TASK GOAL: This exercise calls for every line of the listing below that contains the word "heading".

=== Section Start ===

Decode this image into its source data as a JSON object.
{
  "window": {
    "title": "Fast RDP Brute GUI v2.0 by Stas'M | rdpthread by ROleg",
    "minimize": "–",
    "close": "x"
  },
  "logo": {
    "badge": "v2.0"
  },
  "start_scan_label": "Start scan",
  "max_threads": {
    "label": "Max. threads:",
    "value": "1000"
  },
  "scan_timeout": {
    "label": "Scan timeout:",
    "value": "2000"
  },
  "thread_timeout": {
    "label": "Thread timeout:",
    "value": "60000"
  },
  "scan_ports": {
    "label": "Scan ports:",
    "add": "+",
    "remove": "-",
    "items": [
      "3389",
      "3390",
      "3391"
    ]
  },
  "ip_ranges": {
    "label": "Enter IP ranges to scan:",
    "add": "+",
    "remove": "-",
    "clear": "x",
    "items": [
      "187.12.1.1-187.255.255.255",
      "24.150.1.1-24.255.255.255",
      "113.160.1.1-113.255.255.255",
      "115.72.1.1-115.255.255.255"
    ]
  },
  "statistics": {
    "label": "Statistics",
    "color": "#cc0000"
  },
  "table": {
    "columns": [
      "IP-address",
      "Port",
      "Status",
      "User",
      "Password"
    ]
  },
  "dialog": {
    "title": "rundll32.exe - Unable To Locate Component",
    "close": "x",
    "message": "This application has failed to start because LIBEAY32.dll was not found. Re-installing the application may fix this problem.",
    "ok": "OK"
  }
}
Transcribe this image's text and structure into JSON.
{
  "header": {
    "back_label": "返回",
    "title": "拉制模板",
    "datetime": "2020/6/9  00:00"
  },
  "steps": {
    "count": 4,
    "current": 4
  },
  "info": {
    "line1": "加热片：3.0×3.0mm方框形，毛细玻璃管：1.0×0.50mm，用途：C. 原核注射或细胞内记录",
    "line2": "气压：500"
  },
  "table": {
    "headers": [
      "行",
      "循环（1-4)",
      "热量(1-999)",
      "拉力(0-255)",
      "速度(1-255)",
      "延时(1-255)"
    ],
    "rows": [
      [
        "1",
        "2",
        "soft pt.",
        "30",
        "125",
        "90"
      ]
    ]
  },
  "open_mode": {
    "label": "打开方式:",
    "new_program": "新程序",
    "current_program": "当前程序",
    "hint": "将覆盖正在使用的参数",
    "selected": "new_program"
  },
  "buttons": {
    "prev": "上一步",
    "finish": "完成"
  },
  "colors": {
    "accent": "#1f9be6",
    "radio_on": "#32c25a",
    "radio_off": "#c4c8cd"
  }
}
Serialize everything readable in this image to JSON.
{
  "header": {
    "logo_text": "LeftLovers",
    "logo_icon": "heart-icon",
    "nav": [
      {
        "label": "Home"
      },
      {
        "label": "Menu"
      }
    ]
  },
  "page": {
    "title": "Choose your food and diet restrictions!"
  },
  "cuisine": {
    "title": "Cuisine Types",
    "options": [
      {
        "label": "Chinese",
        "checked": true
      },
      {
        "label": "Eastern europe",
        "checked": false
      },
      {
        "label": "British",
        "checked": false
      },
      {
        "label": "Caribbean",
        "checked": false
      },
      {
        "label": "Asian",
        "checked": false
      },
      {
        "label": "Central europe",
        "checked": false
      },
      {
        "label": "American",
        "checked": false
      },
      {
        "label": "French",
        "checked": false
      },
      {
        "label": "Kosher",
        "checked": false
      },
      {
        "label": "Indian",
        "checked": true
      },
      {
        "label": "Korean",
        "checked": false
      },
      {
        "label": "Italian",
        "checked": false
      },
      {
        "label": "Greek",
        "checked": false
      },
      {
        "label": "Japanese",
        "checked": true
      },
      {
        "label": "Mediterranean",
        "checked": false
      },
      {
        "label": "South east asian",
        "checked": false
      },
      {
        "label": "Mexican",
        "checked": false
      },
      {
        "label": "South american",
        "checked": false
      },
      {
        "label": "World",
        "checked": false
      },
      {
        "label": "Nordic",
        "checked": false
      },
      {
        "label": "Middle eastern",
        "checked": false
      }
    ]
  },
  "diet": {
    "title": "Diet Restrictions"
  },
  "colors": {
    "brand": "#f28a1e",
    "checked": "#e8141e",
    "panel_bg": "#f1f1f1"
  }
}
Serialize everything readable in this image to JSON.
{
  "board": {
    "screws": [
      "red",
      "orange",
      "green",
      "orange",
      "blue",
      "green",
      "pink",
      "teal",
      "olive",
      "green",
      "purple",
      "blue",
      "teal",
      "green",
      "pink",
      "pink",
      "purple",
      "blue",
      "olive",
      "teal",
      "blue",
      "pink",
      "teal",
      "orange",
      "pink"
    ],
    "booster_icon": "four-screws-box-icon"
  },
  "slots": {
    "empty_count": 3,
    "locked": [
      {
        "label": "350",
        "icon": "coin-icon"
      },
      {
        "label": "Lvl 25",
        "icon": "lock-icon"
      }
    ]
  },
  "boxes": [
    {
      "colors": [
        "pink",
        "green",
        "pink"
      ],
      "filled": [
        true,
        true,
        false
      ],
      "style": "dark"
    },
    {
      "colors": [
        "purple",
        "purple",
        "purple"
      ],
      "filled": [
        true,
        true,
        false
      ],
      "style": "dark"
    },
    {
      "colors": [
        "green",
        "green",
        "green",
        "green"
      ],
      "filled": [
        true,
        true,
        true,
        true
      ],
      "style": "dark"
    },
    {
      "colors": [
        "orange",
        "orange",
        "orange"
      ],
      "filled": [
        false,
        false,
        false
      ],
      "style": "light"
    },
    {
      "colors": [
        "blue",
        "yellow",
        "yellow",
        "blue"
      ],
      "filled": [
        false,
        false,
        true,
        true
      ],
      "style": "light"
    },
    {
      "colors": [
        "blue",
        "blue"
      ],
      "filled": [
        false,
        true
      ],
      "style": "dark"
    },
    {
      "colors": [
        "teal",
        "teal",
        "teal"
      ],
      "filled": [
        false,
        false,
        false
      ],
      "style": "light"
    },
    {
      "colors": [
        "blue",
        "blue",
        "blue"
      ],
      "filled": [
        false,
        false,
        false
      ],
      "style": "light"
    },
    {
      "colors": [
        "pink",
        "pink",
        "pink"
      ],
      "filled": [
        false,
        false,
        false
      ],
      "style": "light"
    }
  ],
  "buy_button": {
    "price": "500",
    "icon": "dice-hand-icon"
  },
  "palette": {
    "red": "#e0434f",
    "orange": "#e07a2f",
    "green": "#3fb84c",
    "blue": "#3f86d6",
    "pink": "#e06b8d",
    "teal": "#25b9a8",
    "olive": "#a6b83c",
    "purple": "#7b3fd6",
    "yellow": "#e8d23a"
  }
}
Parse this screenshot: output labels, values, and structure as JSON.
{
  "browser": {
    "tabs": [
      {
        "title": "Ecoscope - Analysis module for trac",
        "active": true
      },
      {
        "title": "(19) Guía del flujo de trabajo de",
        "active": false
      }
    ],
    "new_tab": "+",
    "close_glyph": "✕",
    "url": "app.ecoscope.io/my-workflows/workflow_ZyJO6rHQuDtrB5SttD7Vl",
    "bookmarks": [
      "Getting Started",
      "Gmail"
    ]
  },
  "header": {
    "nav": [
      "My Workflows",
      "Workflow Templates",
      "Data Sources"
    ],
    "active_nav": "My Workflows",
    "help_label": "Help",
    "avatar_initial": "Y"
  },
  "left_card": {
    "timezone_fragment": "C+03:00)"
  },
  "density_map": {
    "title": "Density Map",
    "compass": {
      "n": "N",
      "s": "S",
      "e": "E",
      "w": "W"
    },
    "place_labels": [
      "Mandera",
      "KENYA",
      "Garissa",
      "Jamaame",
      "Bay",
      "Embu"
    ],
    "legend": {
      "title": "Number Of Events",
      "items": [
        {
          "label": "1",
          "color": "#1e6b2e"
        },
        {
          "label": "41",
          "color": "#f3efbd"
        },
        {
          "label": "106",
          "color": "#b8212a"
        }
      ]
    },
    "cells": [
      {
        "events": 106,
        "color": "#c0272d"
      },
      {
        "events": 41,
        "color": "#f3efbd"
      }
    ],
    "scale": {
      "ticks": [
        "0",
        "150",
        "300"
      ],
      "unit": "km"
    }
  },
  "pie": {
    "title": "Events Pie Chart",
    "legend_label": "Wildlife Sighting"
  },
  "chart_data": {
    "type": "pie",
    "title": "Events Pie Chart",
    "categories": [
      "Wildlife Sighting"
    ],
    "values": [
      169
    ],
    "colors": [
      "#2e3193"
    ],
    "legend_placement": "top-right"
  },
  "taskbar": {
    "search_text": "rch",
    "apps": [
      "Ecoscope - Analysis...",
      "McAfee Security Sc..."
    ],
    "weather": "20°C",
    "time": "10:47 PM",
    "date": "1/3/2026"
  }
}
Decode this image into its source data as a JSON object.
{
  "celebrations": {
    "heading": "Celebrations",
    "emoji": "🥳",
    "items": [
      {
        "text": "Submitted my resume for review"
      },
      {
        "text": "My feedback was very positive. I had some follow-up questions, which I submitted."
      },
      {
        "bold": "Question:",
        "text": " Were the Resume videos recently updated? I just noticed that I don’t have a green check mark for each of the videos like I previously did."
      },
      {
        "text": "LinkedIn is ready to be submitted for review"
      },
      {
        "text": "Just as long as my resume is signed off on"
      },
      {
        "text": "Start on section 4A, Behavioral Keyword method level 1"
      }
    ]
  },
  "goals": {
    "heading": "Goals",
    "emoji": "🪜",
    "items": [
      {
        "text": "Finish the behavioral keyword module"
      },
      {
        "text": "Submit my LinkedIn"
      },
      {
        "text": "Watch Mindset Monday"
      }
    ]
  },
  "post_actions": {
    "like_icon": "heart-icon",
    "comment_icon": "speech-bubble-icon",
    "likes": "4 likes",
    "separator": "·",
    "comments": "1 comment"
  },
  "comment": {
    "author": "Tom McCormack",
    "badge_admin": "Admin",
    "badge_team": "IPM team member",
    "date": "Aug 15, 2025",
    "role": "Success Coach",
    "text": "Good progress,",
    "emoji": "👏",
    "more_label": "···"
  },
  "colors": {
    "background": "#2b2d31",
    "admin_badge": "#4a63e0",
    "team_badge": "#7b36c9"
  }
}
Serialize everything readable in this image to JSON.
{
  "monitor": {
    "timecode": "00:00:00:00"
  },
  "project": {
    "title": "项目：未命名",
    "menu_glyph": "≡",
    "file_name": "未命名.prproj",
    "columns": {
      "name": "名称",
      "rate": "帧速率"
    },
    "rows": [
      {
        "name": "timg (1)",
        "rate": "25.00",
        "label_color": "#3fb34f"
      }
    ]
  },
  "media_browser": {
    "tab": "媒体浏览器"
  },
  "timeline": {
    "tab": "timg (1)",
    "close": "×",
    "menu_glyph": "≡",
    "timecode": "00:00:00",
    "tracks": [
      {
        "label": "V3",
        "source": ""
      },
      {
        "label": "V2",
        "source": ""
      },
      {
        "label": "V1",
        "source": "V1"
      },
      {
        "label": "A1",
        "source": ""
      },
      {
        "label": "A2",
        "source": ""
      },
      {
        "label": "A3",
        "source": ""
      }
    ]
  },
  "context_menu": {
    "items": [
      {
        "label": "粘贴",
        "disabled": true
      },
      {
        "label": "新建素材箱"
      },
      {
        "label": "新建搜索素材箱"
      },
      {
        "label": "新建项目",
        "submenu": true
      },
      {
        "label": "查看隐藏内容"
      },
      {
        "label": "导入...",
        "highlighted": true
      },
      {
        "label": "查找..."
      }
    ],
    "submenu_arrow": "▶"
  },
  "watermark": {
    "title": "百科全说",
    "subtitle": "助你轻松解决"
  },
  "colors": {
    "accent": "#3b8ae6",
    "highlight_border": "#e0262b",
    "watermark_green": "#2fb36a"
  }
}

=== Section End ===

ANSWER TO THIS EXERCISE:
    "heading": "Celebrations",
    "heading": "Goals",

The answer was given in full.